World ranking of countries that spend more during Christmas holidays has placed Nigeria among the top 14, with Nigerians spending an average of 16 per cent yearly income during the period.
WorldRemit, a multi-country study to determine the true cost of Christmas in 14 countries, estimated that the majority of Nigerians spend more on holiday costs, attending to traditional Christmas meals, decorations and gifts.
In the study, WorldRemit researched basic Christmas costs— including the main holiday meal, average gift spends and decorations.
The 14 countries include the United States of America, United Kingdom, Canada, Australia, France, Philippines, Mexico, India, Kenya, Lebanon, Rwanda, Cameroon, Nigeria and Uganda.
Of the 14 countries observed, data showed Rwandans are most impacted by the disparity between average household income and holiday costs, spending 708 per cent of their monthly income and nearly 60 per cent of their annual income on the holiday.
Nigeria spends nearly one-fifth (16 per cent) of its yearly income. Majority of Nigerian households spend 196 per cent of their monthly income on Christmas.
Six countries observed –Mexico, Lebanon, Philippines, Cameroon, Nigeria, Rwanda – spend 100 per cent or more of monthly income on Christmas.
Meanwhile, Filipinos spend 257 per cent of their monthly income on the holiday. In the region, Christmas celebrations begin in September and extend into January, making it challenging for many families to afford the basic costs of Christmas. Without remittances into countries like the Philippines, celebrating Christmas would be near impossible.

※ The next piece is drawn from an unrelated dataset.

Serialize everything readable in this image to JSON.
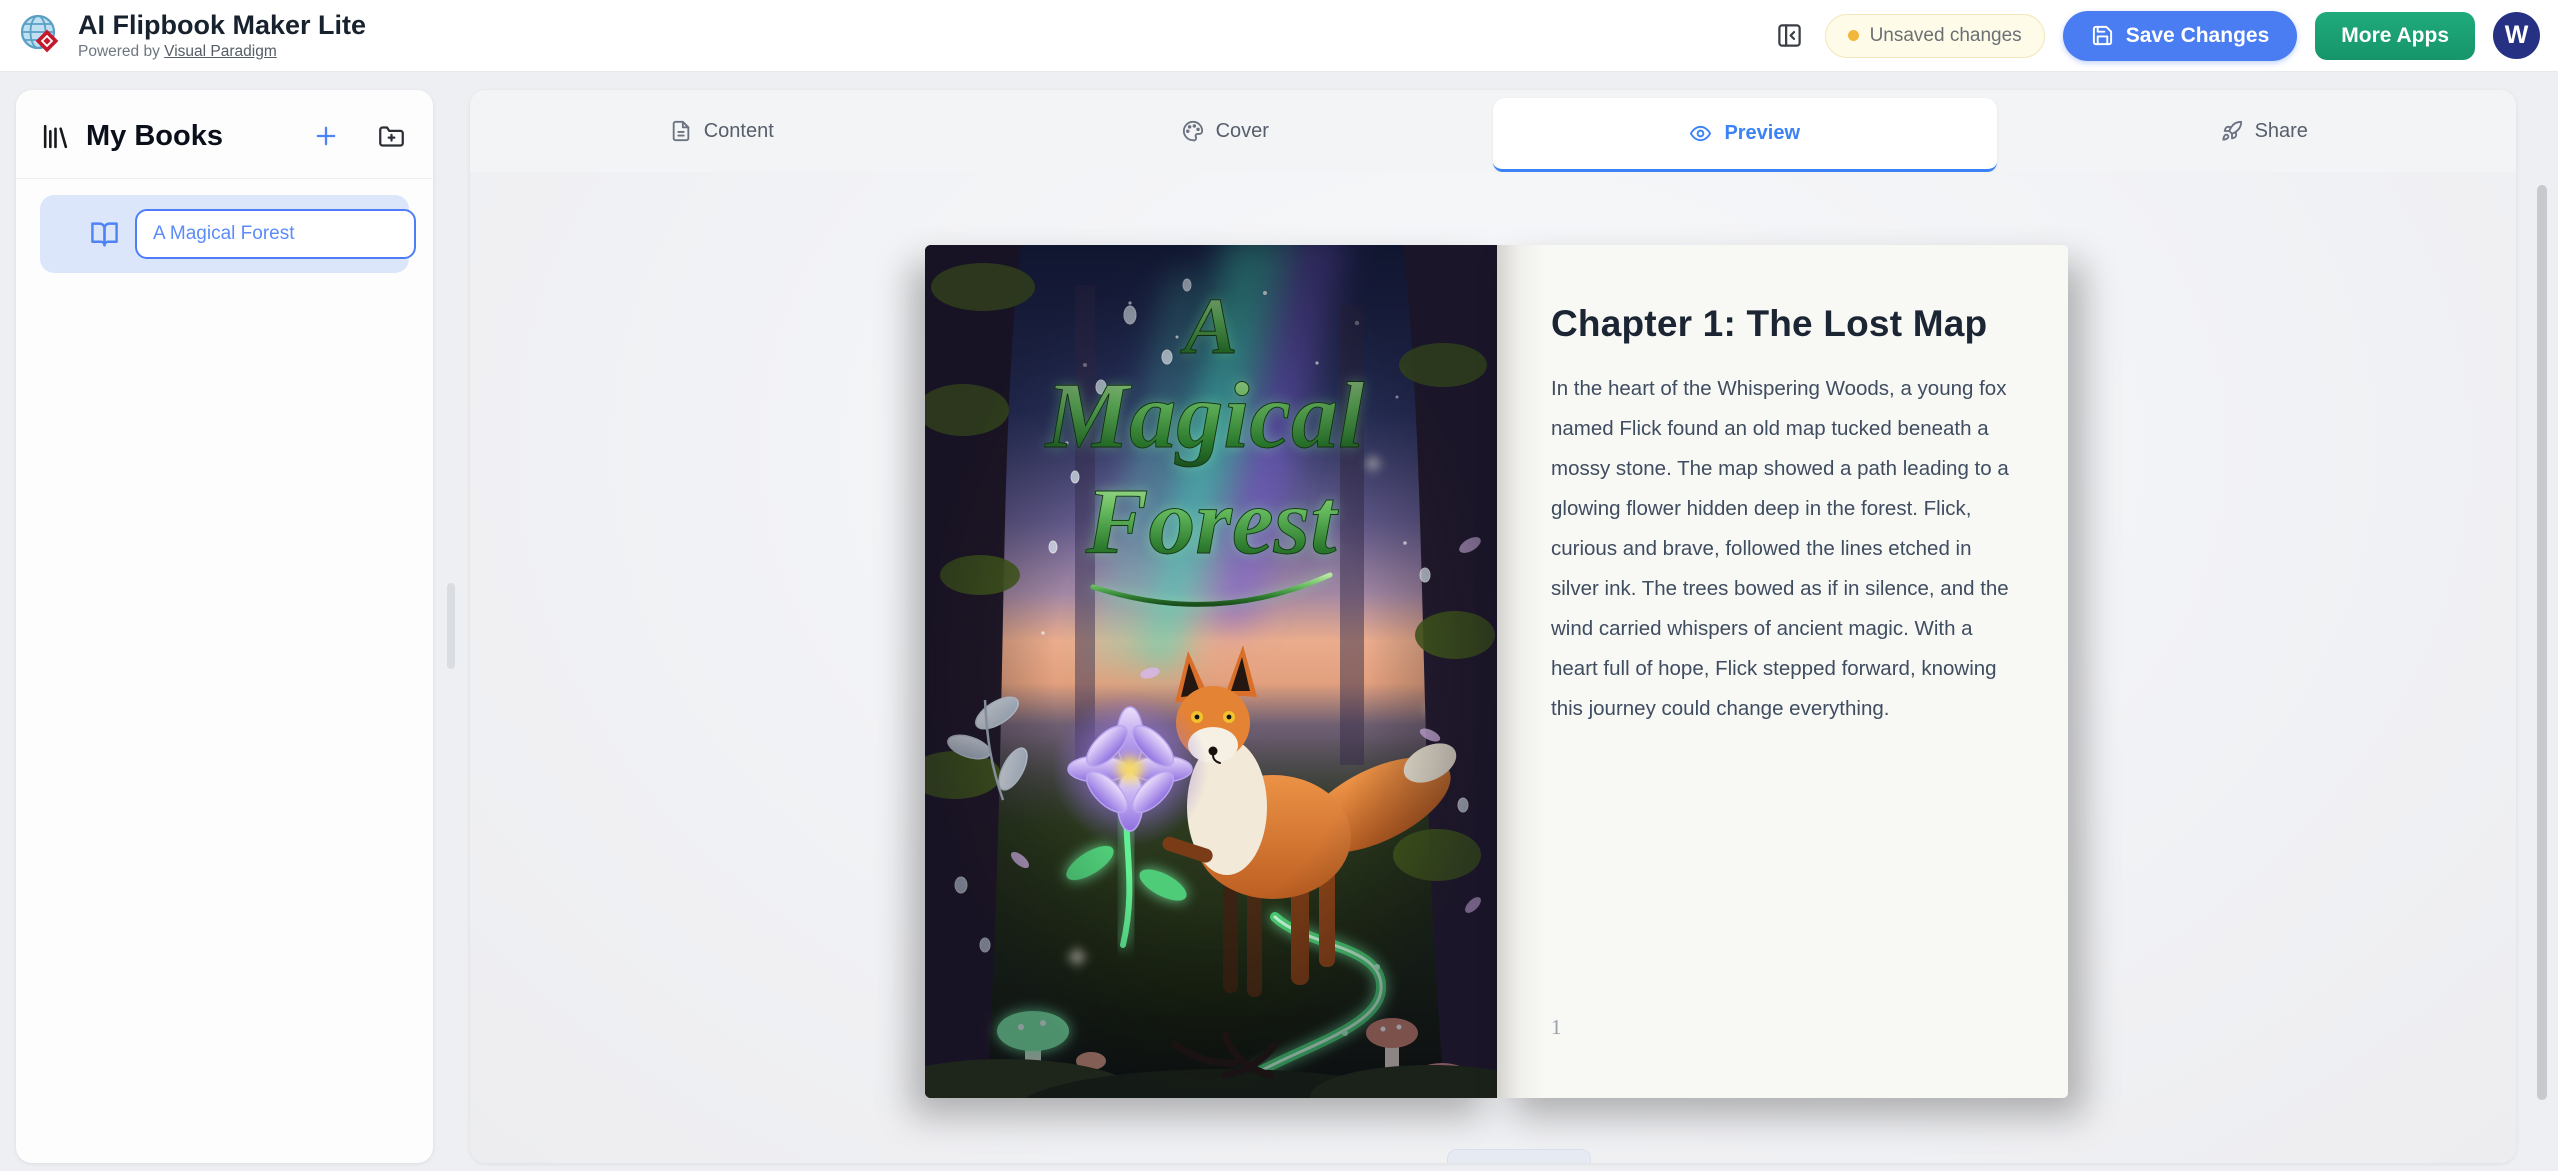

More than 244 million people are classified as immigrants worldwide and account for large percentages of populations in countries like the United States (14.4 per cent of the total population) two, UK (nine per cent), Australia (30 per cent) and Canada (21.5 per cent).
During the holidays, immigrants and overseas foreign workers are often unable to celebrate with their families’ in-person and find them working to support not only themselves but also their families and communities back home.
Christmas is one of the primary reasons immigrants and migrants send money back to their home country. Because of the high cost of coveted seasonal items, food, and the overall impact COVID has had on supply chain and inflation, it is vital for remittance senders to be able to support those dearest to them by helping make Christmas a reality for their loved ones.
For example, of the 14 countries observed that typically receive remittances, 10 spent more than 50 per cent of their monthly household income on the holiday.
A holiday that would be impossible without remittances, the season of giving becomes vital, where the world’s largest send markets typically only spend less than three per cent of their annual income on the holiday.